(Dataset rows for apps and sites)
-- -- --

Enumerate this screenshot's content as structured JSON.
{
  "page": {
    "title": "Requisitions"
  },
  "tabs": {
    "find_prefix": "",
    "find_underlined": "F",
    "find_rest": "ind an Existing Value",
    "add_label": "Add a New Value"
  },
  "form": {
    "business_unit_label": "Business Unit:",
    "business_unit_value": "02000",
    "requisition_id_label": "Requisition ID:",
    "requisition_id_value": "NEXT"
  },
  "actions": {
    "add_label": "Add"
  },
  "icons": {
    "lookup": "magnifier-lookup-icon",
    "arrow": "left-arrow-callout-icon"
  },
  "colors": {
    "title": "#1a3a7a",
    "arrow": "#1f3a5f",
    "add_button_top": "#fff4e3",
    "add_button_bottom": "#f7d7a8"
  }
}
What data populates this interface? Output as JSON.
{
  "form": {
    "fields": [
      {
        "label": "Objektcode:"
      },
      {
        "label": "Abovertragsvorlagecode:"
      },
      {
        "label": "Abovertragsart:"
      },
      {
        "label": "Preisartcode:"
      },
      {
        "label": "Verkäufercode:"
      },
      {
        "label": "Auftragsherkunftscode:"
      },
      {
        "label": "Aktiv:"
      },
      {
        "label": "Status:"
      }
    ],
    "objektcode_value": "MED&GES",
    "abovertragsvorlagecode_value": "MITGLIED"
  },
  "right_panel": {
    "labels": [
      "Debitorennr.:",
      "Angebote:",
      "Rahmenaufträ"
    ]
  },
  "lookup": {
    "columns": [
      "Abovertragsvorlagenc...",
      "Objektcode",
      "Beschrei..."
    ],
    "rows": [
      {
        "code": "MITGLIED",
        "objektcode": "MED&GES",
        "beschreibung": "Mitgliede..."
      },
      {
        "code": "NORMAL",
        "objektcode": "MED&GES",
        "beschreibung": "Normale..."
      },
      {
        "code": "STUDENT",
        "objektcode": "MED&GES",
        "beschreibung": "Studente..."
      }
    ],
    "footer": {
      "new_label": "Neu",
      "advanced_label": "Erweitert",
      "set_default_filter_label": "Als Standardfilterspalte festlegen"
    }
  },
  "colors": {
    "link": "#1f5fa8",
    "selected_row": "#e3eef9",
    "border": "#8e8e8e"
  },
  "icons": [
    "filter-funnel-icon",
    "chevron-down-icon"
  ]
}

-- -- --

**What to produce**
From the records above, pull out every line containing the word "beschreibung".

**Answer space**
        "beschreibung": "Mitgliede..."
        "beschreibung": "Normale..."
        "beschreibung": "Studente..."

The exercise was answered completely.